Exercise:
Extract each line of the records below that contains the word "slideshow".

Information shown:
================================
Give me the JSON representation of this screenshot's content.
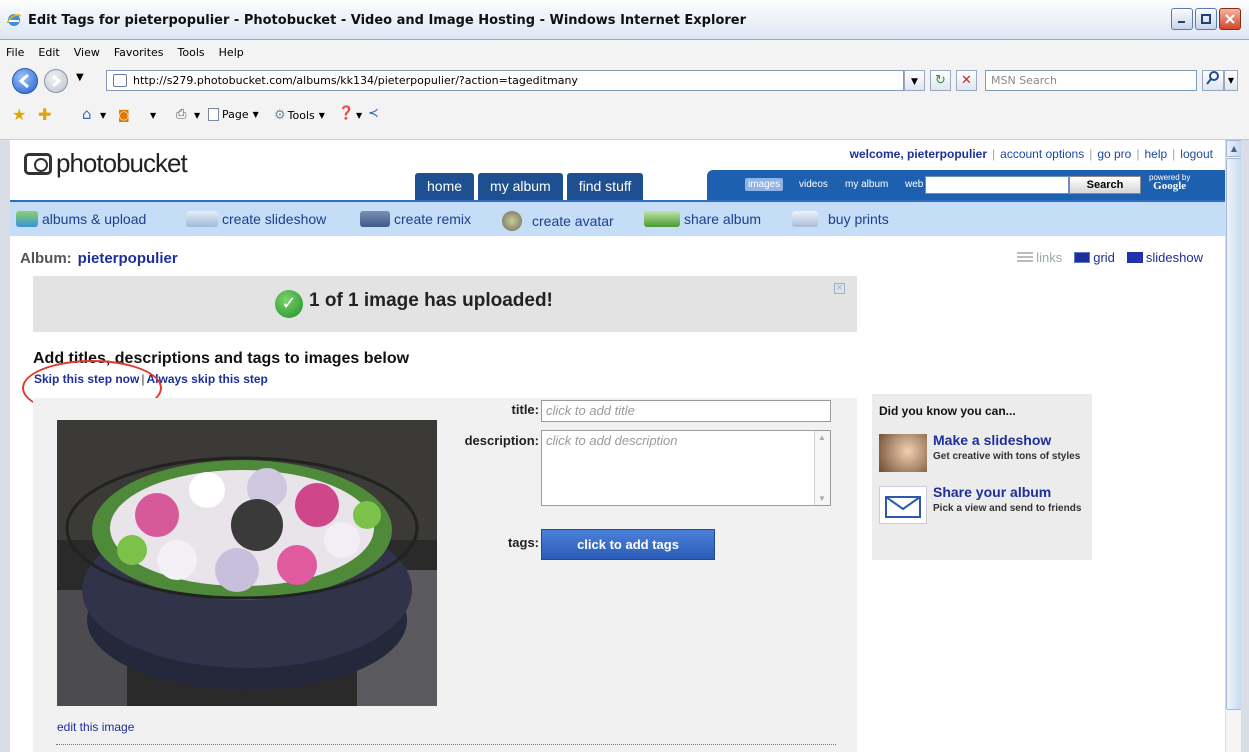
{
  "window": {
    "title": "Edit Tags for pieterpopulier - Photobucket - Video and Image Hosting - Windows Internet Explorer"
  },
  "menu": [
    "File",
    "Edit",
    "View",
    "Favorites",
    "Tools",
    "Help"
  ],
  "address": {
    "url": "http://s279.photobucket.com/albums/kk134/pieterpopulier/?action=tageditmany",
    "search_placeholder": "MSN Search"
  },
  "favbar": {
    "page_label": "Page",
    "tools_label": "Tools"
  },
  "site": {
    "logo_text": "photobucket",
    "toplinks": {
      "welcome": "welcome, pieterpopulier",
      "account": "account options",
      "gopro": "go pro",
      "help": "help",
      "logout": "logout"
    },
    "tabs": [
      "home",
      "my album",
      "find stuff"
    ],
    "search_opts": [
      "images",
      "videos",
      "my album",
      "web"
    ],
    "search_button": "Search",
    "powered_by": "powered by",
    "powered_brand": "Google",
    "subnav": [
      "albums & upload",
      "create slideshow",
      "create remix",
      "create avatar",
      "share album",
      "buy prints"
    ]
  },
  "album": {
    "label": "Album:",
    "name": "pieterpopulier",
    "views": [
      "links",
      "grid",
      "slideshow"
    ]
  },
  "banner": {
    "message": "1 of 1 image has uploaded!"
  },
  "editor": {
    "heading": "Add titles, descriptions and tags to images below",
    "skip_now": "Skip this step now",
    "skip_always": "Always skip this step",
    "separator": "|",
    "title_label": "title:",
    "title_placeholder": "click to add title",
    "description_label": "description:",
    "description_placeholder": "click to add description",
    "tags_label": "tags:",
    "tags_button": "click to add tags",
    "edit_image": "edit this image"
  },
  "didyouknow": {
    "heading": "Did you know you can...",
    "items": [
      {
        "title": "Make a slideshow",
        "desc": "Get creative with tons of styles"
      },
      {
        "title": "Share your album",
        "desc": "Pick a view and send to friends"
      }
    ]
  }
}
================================
Result of this task:
      "create slideshow",
      "slideshow"
        "title": "Make a slideshow",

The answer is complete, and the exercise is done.